Israel's Chief Rabbi Under Fire for Refusing to Call Pittsburgh Terror Attack Site a Synagogue Because It's Not Orthodox

Chief rabbi of Israel David Lau speaks at a traditional Jewish school in Berlin, on November 8, 2013. He has been criticized for not calling the site of the Pittsburgh massacre of 11 Jewish worshippers a synagogue. JOHANNES EISELE/AFP/Getty Images

Israel's chief rabbi has been criticized for not calling the site of the massacre of 11 Jews in Pittsburgh a synagogue.

Rabbi David Lau, along with ultra-Orthodox Israeli newspapers, has refrained from describing the Tree of Life, where a gunman carried out what is believed to be the worst anti-Semitic attack in American history on Saturday, as a synagogue.

The Tree of Life Synagogue has a conservative congregation, and the ultra-Orthodox community does not recognize non-Orthodox movements of Judaism.

The Times of Israel described the ultra-Orthodox Lau as an "avowed foe" of more liberal streams of Judaism. He was reportedly key in pushing the government to renege on a deal for an egalitarian prayer section at the Western Wall.

Lau told the Israeli newspaper Makor Rishon: "Any murder of any Jew in any part of the world for being Jewish is unforgivable, but he described the site of the killings as a "place with a profound Jewish flavor."

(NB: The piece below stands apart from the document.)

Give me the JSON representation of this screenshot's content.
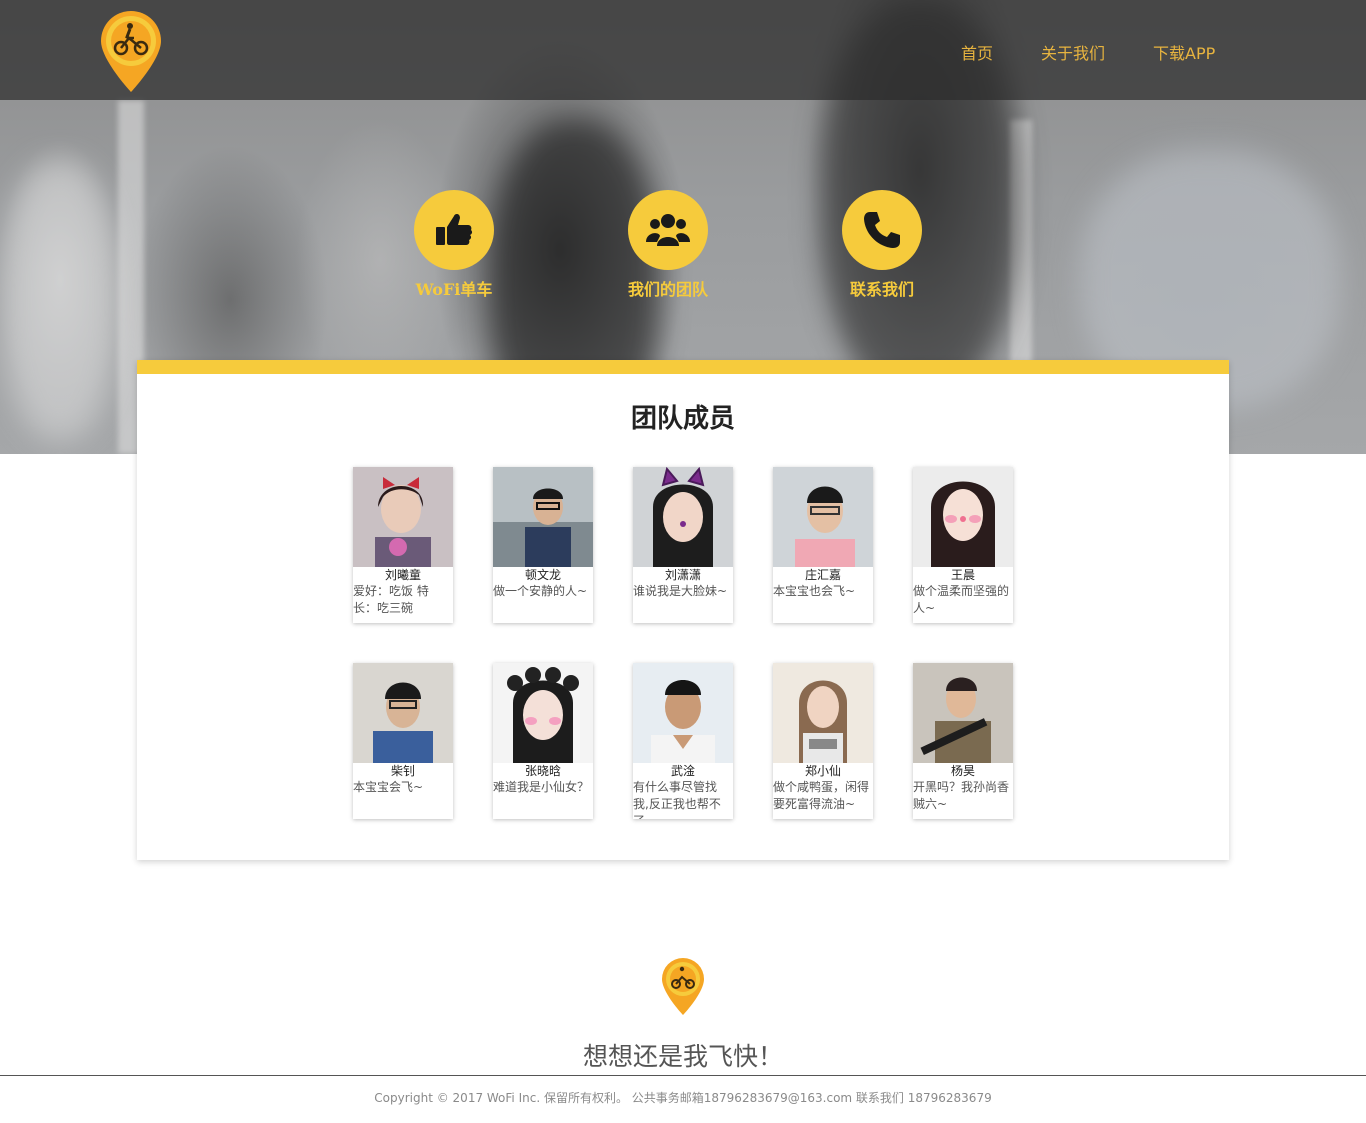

He was asked why Israel's ultra-Orthodox newspapers all described the Tree of Life as a Jewish center, rather than a synagogue.

Lau said that what the place is called does not matter. "They were killed because they were Jews. Does it matter which synagogue or liturgical tradition they pray in," he said.

"We are talking about Jews. We don't need to create issues at painful moments," he added, according to The Times of Israel.

But the executive director of the conservative movement in Israel, Yizhar Hess, tweeted: "Really, Chief Rabbi of Israel? A place with a profound Jewish flavor? Perhaps a synagogue?"

Israeli scholar Tony Persico tweeted: "Chief Rabbi Lau refuses to say it was a synagogue. And that's while Jews were murdered when praying."

The accused gunman, Robert Bowers, 46, who had a history of posting anti-Semitic messages online, was charged with 29 criminal counts, including murder and obstructing the free exercise of religious beliefs, which is a hate crime. He could face the death penalty if convicted.

During a service on Sunday at the Tree of Life Synagogue, Pittsburgh Mayor Bill Peduto said: "This is the darkest hour in our city's history."

Meanwhile, Tree of Life Rabbi Jeffrey Myers gave an emotional vigil speech on Sunday calling for American political leaders to "stop the words of hate."

"My words are not intended as political. My mother always taught me that if you don't have anything nice to say, don't say it," he said, which sparked cries of "vote" from the audience.

Rabbi Jonathan Perlman those attending the vigil service: "What happened yesterday will not break us. It will not ruin us. We will continue to thrive and sing and worship and learn together and continue our historic legacy in the city with the friendliest people that I know."